With that, you set every duplicate equal to zero. So the only thing is left to do is to traverse the arr array and print everything it’s not equal to zero.
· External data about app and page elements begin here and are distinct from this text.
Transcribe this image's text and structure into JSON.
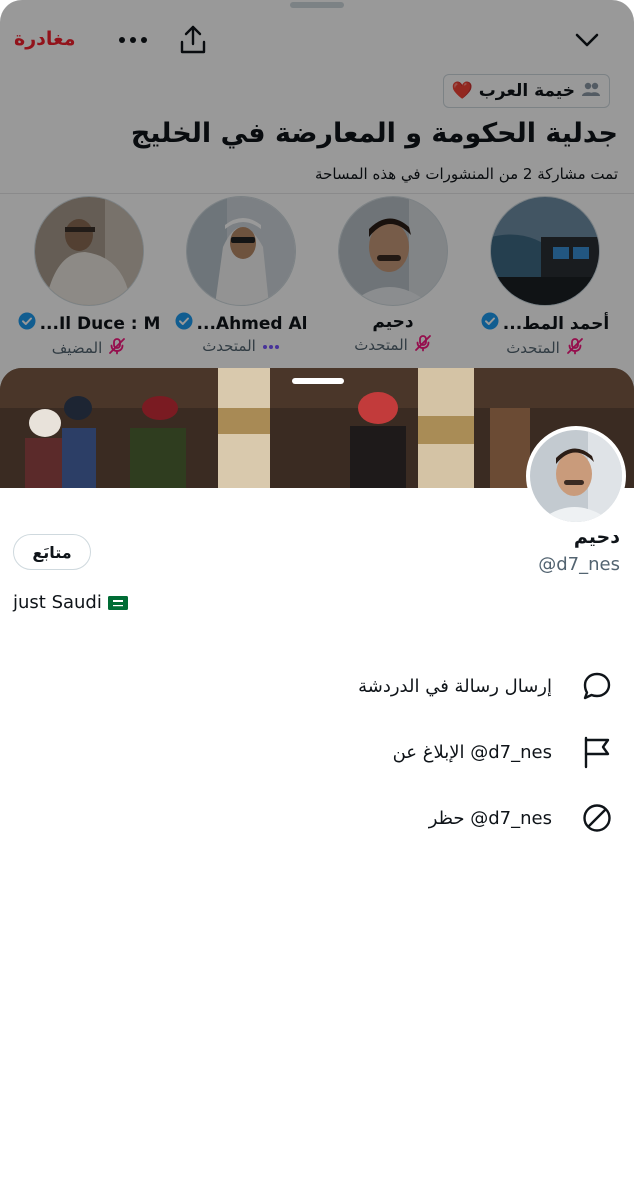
{
  "header": {
    "leave_label": "مغادرة",
    "more_icon": "more-horizontal-icon",
    "share_icon": "share-upload-icon",
    "collapse_icon": "chevron-down-icon"
  },
  "community": {
    "name": "خيمة العرب",
    "emoji": "❤️",
    "icon": "community-people-icon"
  },
  "space": {
    "title": "جدلية الحكومة و المعارضة في الخليج",
    "subtitle": "تمت مشاركة 2 من المنشورات في هذه المساحة"
  },
  "participants": [
    {
      "name": "أحمد المط...",
      "role": "المتحدث",
      "verified": true,
      "status_icon": "mic-muted-icon"
    },
    {
      "name": "دحيم",
      "role": "المتحدث",
      "verified": false,
      "status_icon": "mic-muted-icon"
    },
    {
      "name": "Ahmed Al...",
      "role": "المتحدث",
      "verified": true,
      "status_icon": "speaking-dots-icon"
    },
    {
      "name": "Il Duce : M...",
      "role": "المضيف",
      "verified": true,
      "status_icon": "mic-muted-icon"
    }
  ],
  "profile": {
    "name": "دحيم",
    "handle": "@d7_nes",
    "follow_label": "متابَع",
    "bio_text": "just Saudi",
    "bio_flag": "🇸🇦"
  },
  "actions": [
    {
      "label": "إرسال رسالة في الدردشة",
      "icon": "chat-bubble-icon"
    },
    {
      "label": "الإبلاغ عن @d7_nes",
      "icon": "flag-icon"
    },
    {
      "label": "حظر @d7_nes",
      "icon": "block-icon"
    }
  ],
  "colors": {
    "leave": "#f4212e",
    "verified": "#1d9bf0",
    "muted_mic": "#f91880",
    "text": "#0f1419",
    "secondary": "#536471"
  }
}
The order stays and it takes linear time (3*n).

Simply take a variable x=arr[0] and do xor operation by traversing the rest of the elements . If an element has repeated then the x will become zero.

This way we know that the element has repeated previously . This also will just take o(n) to scan through all of the elements in the original array.

Given an array of n elements, write an algorithm to remove all duplicates from the array in time O(nlogn)

Algorithm delete_duplicates (a[1....n])
//Remove duplicates from the given array 
//input parameters :a[1:n], an array of n elements.


temp[1:n]; //an array of n elements. 

temp[i]=a[i];for i=1 to n



 //based on 'value' sort the array temp.

//based on 'value' delete duplicate elements from temp.

//based on 'key' sort the array temp.//construct an array p using temp.


  return p.

In other of elements is maintained in the output array using the ‘key’. Consider the key is of length O(n), the time taken for performing sorting on the key and value is O(nlogn). So the time taken to delete all duplicates from the array is O(nlogn).

this is what i’ve got, though it misplaces the order we can sort in ascending or descending to fix it up.

#include <stdio.h>
int main(void){
int x,n,myvar=0;
printf("Enter a number: /t");
int arr[n],changedarr[n];

    printf("Enter a number for array[%d]: ",x);
printf("/nOriginal Number in an array/n");

int i=0,j=0;
// printf("i/tj/tarr/tchanged/n");

for (int i = 0; i < n; i++)
    // printf("%d/t%d/t%d/t%d/n",i,j,arr[i],changedarr[i] );
    for (int j = 0; j <n; j++)
        if (i==j)

        else if(arr[i]==arr[j]){


    // printf("%d/t%d/t%d/t%d/n",i,j,arr[i],changedarr[i] );
// printf("/n/nmyvar=%d/n",myvar);
int count=0;
printf("/nThe unique items:/n");
for (int i = 0; i < myvar; i++)